> Assignment
Look through the data below. Pick out the lines holding the string "glyph".

==================================================

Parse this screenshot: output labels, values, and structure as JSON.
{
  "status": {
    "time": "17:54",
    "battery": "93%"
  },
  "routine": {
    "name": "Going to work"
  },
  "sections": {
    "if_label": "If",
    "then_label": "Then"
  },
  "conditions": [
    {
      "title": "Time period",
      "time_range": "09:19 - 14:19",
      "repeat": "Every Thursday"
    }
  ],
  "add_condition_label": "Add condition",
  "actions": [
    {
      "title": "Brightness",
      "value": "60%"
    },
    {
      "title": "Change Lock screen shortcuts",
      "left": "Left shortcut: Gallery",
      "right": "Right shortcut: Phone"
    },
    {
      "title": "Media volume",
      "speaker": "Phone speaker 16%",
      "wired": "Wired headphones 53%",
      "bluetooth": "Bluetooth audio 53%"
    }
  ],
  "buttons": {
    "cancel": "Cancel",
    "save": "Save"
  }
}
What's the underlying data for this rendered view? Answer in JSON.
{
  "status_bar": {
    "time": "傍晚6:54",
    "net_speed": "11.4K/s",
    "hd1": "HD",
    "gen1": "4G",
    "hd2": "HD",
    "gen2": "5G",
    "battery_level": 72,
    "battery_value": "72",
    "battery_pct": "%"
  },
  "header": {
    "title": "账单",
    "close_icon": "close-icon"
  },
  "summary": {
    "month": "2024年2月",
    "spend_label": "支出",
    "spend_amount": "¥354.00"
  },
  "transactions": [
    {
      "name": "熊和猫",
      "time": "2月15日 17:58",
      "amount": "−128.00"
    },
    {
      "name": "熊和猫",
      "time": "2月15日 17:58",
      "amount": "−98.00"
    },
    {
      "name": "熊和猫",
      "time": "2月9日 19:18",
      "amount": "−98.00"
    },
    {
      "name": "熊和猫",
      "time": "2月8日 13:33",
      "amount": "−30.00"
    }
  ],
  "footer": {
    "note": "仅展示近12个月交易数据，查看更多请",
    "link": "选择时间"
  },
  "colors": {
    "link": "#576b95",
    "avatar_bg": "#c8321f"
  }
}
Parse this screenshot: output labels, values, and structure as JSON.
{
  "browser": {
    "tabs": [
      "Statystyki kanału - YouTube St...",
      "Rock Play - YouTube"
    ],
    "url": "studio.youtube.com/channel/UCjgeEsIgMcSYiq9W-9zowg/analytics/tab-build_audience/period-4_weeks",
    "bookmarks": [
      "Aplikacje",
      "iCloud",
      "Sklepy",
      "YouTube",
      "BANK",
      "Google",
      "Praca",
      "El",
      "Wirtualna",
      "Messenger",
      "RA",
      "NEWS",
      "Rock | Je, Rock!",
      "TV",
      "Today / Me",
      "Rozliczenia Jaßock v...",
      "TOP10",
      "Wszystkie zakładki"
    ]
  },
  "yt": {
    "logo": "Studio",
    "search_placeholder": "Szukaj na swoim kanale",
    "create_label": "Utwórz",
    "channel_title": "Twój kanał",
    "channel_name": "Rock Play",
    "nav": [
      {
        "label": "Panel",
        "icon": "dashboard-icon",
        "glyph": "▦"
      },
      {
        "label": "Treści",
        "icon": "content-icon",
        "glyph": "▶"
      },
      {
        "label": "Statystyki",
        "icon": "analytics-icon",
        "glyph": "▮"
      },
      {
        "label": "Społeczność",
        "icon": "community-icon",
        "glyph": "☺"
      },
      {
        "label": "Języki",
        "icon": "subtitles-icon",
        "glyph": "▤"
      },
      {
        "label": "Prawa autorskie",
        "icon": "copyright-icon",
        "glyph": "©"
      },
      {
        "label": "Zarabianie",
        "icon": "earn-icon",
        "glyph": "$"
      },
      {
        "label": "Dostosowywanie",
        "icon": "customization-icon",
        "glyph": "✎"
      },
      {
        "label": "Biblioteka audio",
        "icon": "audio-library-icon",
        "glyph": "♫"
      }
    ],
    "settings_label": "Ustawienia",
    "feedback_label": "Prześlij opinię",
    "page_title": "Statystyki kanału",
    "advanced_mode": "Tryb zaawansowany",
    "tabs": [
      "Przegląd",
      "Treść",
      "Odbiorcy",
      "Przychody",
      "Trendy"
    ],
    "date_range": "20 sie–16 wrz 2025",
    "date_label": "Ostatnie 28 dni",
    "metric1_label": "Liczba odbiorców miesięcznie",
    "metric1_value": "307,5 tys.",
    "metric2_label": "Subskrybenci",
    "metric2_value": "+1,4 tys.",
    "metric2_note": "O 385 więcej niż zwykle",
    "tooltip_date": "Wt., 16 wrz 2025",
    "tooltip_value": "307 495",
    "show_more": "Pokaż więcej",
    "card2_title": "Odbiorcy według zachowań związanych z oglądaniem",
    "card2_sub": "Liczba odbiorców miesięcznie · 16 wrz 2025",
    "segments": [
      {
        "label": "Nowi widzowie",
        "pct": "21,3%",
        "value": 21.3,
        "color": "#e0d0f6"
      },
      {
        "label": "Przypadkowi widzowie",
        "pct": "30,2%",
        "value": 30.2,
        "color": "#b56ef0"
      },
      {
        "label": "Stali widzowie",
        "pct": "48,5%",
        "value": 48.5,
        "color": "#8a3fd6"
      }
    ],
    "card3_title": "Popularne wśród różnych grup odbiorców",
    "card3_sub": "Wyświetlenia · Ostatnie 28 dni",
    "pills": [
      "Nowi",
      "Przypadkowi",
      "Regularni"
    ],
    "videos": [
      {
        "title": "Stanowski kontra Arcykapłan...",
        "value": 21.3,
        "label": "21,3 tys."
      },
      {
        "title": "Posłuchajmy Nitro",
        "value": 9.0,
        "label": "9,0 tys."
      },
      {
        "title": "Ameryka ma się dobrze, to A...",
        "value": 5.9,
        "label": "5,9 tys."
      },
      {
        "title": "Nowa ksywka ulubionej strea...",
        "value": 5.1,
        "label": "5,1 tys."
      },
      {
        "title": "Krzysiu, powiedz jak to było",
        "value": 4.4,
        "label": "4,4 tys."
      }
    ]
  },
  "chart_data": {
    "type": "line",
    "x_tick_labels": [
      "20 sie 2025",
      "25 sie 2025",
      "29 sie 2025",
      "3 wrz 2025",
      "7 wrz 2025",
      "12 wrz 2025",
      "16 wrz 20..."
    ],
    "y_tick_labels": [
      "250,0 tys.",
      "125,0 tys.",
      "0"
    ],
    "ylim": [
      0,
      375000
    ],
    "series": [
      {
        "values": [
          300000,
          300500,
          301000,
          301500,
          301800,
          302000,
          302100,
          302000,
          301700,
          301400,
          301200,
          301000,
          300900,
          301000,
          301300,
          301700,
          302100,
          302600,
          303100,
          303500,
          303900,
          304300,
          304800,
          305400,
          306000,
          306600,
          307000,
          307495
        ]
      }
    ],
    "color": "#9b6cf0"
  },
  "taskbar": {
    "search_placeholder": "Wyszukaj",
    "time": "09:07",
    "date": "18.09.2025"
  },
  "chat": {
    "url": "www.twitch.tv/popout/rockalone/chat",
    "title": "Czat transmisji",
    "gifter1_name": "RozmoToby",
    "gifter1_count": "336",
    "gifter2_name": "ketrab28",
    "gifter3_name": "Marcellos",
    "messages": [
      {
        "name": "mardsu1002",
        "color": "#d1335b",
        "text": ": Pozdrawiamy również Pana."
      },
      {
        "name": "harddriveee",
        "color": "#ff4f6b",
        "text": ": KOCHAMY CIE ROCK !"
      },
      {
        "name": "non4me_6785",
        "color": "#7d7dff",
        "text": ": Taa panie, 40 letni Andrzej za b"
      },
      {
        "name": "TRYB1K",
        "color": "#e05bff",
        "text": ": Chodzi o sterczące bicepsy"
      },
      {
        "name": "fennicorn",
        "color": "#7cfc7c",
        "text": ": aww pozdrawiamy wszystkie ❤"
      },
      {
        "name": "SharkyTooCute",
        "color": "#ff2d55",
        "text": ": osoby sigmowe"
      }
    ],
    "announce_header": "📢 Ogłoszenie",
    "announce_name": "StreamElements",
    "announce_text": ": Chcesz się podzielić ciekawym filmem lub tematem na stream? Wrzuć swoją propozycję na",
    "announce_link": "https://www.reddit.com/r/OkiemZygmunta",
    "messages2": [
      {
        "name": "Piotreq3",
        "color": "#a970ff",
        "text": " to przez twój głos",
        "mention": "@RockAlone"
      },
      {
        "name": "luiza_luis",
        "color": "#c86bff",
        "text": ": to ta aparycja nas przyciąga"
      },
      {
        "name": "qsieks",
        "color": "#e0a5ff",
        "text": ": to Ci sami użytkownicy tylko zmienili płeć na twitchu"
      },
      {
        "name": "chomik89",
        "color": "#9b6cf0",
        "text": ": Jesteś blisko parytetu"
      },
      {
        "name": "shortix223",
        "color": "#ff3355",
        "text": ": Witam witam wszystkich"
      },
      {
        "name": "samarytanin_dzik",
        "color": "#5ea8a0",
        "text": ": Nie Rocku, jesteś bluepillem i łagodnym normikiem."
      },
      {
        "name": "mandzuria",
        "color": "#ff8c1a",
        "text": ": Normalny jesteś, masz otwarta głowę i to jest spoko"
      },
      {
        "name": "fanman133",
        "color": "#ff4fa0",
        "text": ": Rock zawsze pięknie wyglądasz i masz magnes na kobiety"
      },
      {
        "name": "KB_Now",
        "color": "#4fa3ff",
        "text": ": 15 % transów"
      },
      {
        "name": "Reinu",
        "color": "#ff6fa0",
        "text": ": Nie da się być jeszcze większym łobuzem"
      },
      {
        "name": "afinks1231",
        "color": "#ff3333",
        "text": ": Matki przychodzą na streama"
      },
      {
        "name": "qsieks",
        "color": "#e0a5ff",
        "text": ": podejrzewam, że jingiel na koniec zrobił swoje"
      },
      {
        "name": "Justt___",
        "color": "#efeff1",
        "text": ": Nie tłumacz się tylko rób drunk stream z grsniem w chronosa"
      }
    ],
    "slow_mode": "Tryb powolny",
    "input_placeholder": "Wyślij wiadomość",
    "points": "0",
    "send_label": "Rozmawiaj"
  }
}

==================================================

> Result of the exercise
        "glyph": "▦"
        "glyph": "▶"
        "glyph": "▮"
        "glyph": "☺"
        "glyph": "▤"
        "glyph": "©"
        "glyph": "$"
        "glyph": "✎"
        "glyph": "♫"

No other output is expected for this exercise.